Dangerous drivers are being singled out for tougher penalties under new government plans to improve road safety announced on Wednesday.
Careless driving will be made a fixed penalty offence to allow the police more effectively to tackle reckless driving that puts other road users in danger, while disqualified drivers face having to take a new test before regaining their licence.
There will also be more educational courses offered in place of a fixed penalty and points where appropriate as well as a new post-test qualification for novice drivers, under plans set out in the new Strategic Framework for Road Safety.
Transport Secretary Phillip Hammond said: "This report marks a sea change in how we tackle road safety in this country.
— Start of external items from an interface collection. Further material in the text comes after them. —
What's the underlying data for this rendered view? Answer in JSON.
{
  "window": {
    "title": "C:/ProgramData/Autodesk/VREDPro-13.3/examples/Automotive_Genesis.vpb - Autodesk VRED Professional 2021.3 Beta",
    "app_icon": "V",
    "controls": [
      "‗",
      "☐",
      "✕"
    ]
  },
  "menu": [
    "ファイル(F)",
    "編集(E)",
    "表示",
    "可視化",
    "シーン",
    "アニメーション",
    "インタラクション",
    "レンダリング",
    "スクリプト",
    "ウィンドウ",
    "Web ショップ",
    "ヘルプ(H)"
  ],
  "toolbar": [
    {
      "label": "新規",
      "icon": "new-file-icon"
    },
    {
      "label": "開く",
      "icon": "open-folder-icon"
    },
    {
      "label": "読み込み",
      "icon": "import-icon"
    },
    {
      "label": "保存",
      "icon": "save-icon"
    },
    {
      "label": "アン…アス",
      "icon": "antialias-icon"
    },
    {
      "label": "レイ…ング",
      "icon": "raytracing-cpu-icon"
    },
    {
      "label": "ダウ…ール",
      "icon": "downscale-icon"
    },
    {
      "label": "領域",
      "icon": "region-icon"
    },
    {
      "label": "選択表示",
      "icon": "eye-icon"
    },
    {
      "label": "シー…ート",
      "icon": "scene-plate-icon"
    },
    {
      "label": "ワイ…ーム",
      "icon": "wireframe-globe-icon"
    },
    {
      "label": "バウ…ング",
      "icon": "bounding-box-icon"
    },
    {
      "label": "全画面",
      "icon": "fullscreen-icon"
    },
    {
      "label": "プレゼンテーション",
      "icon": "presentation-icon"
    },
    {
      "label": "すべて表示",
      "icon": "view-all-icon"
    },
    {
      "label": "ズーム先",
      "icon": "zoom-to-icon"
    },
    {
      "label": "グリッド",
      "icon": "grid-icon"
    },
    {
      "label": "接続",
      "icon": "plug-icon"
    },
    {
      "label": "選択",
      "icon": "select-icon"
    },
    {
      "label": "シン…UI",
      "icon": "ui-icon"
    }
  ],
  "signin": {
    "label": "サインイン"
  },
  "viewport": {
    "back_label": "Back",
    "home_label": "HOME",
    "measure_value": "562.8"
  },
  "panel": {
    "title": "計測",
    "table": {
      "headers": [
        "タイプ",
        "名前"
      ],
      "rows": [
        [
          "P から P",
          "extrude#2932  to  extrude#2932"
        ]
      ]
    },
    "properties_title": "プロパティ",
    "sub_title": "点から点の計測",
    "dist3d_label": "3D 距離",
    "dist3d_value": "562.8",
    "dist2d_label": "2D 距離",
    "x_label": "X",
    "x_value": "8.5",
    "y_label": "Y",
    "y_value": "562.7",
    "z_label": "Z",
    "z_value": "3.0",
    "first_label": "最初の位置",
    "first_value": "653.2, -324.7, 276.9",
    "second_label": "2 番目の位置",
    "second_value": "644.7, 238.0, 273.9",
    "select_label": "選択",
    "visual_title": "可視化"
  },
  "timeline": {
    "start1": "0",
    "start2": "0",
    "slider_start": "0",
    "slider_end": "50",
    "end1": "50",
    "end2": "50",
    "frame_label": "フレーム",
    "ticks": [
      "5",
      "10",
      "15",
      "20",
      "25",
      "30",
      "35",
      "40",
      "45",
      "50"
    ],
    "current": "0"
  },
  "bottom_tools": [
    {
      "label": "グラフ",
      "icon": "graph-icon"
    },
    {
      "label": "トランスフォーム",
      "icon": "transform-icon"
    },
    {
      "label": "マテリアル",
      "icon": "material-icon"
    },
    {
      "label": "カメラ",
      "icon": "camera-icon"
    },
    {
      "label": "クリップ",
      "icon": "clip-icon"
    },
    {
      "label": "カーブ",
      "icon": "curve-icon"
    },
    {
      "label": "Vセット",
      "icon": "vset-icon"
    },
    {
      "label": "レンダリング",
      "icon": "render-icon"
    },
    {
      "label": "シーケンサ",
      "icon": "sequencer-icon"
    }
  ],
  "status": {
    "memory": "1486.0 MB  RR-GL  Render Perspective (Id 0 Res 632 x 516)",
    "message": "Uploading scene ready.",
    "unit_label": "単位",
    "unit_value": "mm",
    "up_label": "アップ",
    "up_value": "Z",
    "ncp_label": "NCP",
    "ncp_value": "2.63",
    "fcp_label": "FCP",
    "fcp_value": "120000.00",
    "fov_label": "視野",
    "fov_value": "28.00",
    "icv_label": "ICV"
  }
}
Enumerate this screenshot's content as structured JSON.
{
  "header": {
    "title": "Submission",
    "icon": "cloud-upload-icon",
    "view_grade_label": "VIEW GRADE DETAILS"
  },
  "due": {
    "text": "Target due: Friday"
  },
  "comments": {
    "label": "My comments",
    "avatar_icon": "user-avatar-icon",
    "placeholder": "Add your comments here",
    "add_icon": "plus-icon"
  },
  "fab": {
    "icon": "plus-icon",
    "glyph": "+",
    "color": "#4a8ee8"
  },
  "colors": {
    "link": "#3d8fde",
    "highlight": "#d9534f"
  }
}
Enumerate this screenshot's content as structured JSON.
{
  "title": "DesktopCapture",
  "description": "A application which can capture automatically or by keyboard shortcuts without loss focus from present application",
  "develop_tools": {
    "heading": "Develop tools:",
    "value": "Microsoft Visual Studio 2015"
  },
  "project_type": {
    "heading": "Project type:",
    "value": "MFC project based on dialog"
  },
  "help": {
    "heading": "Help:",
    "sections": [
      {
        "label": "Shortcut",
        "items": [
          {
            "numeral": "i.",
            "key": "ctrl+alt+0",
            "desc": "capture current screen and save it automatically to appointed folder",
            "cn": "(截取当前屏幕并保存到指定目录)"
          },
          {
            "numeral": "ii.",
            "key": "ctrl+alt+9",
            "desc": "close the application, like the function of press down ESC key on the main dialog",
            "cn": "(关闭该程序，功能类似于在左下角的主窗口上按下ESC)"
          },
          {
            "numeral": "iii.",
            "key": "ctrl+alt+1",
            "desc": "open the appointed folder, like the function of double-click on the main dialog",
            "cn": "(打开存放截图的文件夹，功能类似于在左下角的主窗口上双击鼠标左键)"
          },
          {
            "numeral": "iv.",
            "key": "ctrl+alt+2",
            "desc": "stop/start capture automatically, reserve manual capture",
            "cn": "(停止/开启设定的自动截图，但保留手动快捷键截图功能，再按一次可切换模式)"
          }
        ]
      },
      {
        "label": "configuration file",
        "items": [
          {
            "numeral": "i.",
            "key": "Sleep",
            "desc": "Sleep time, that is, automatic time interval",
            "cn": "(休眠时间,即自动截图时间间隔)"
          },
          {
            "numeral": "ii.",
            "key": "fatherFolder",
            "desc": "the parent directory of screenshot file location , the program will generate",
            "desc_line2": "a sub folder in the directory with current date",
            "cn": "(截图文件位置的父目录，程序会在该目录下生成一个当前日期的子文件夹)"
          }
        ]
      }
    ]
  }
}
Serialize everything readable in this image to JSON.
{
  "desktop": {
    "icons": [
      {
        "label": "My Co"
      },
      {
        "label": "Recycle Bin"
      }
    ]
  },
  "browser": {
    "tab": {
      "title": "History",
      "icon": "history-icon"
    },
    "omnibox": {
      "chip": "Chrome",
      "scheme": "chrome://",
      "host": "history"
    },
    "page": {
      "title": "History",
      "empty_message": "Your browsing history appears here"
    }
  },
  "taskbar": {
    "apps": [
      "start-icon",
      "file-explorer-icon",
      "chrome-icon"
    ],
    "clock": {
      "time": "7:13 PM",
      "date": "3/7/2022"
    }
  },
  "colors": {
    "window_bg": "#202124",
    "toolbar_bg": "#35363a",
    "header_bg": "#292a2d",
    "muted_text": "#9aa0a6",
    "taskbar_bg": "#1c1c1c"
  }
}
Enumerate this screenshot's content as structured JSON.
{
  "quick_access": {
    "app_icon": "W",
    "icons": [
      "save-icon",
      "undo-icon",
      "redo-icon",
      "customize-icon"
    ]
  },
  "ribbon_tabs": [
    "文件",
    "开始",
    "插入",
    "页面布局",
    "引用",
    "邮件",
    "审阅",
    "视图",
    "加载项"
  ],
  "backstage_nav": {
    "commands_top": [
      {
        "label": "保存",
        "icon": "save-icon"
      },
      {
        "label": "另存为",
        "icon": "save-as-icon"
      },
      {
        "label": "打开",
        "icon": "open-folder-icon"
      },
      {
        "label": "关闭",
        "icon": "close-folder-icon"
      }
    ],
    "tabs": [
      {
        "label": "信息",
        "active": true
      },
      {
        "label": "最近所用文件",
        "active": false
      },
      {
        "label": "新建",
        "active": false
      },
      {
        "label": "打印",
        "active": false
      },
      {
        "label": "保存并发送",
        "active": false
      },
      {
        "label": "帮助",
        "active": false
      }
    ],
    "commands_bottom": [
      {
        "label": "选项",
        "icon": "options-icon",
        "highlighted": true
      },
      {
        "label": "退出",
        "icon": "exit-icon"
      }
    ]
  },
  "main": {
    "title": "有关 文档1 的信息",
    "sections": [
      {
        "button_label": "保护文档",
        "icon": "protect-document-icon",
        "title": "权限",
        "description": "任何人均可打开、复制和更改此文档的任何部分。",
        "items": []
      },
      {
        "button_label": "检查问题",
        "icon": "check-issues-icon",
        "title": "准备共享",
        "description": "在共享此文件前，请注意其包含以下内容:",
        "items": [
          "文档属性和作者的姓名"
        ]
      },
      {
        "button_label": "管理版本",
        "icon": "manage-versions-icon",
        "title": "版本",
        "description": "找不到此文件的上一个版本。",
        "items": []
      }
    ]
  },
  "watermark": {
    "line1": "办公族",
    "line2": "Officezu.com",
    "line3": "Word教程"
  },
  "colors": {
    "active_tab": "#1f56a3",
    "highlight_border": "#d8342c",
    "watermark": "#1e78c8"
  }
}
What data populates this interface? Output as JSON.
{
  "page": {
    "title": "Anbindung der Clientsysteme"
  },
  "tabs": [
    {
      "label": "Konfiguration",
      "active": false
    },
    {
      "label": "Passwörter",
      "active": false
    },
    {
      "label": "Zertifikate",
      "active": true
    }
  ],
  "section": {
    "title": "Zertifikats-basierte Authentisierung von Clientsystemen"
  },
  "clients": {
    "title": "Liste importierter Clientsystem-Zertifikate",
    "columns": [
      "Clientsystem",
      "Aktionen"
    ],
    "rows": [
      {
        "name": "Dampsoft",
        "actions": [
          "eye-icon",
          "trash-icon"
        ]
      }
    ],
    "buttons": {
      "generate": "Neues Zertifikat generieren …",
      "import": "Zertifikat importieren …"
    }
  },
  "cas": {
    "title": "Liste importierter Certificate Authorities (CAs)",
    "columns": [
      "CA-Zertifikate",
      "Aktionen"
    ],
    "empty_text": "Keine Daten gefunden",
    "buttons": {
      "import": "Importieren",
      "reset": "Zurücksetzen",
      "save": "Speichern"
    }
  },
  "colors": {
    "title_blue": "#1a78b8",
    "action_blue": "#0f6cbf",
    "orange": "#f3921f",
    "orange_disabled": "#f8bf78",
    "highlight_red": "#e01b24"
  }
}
We are determined to differentiate between wilfully reckless drivers and the law abiding majority who sometimes make honest mistakes, or who have allowed their skills to deteriorate.
"We will focus relentlessly on cracking down on the really reckless few who are responsible for a disproportionately large number of accidents and deaths on our roads. By allowing the police to focus resources on dealing with these drivers, we can make our roads even safer.
"Our vision is to ensure Britain remains a world leader on road safety. We will only do this is if we bring people with us. This means cracking down on the most dangerous drivers without waging war on the law abiding majority."
The new Strategic Framework for Road Safety sets out the Government’s plans to:
- Make careless driving a fixed penalty offence to allow the police more effectively to tackle the wilfully reckless driving that puts other road users in danger. Guidance will ensure that that the circumstances in which a fixed penalty notice is appropriate are clearly defined.
- Require offenders to pass a test before they regain their licence after a serious disqualification.
- Make greater use of powers to seize vehicles to keep the most dangerous drivers off the roads.
- Increase the level of fixed penalty notices for traffic offences from £60 to between £80 and £100 and penalty points. Levels have fallen behind those for other fixed penalty offences, which risks trivialising the offences.
- Improve enforcement against drink and drug driving, as announced in the response to the North Report in March.
- Increase the use of police-approved educational courses that can be offered in place of fixed penalty notices to encourage safer driving behaviour.
- Launch a new post-test qualification for new drivers, including an assessment process to give insurers confidence that it will create safer drivers who can expect to pay lower insurance costs. This will replace the current Pass Plus scheme.
- Continue to improve the driving and motorcycling training processes, including introducing film clips into theory test.
- Create a new website to allow local people to easily compare the road safety performance of their local area against similar areas, as well as a new portal to help road safety professionals share information. The framework published today also includes maps which show the recent road safety records and improvements of local authorities.
- Launch an annual road safety day.
Safety groups have welcomed the move. Kevin Clinton, RoSPA’s head of road safety, said: "Strong government leadership on road safety is crucial. RoSPA believes that the Department for Transport has taken the right decision by publishing the Strategic Framework for Road Safety.
"This demonstrates the government’s determination to reduce road deaths and injury, and helps the main agencies involved in road safety to work together more effectively so that the significant reductions in road casualties that have been achieved over the last two decades will continue, and be improved even further, throughout this one."
Driving instructors also support the new framework. Steve Garrod, general manager of the Driving Instructors Association, said: "We fully support the government looking beyond the enforcement of speed limits as a way of improving road safety. The life-long learning approach to road safety, starting with children as young as five, and continuing through the process of learning to drive and beyond, is entirely sensible."
However, others were cautious on the impact of on-the-spot fines. IAM chief executive Simon Best said: "A strategy that punishes deliberate bad driving while allowing those who make simple human errors to improve, has our full support. But we are concerned that issuing spot fines for careless driving could downgrade the offence and we will be monitoring the impact carefully."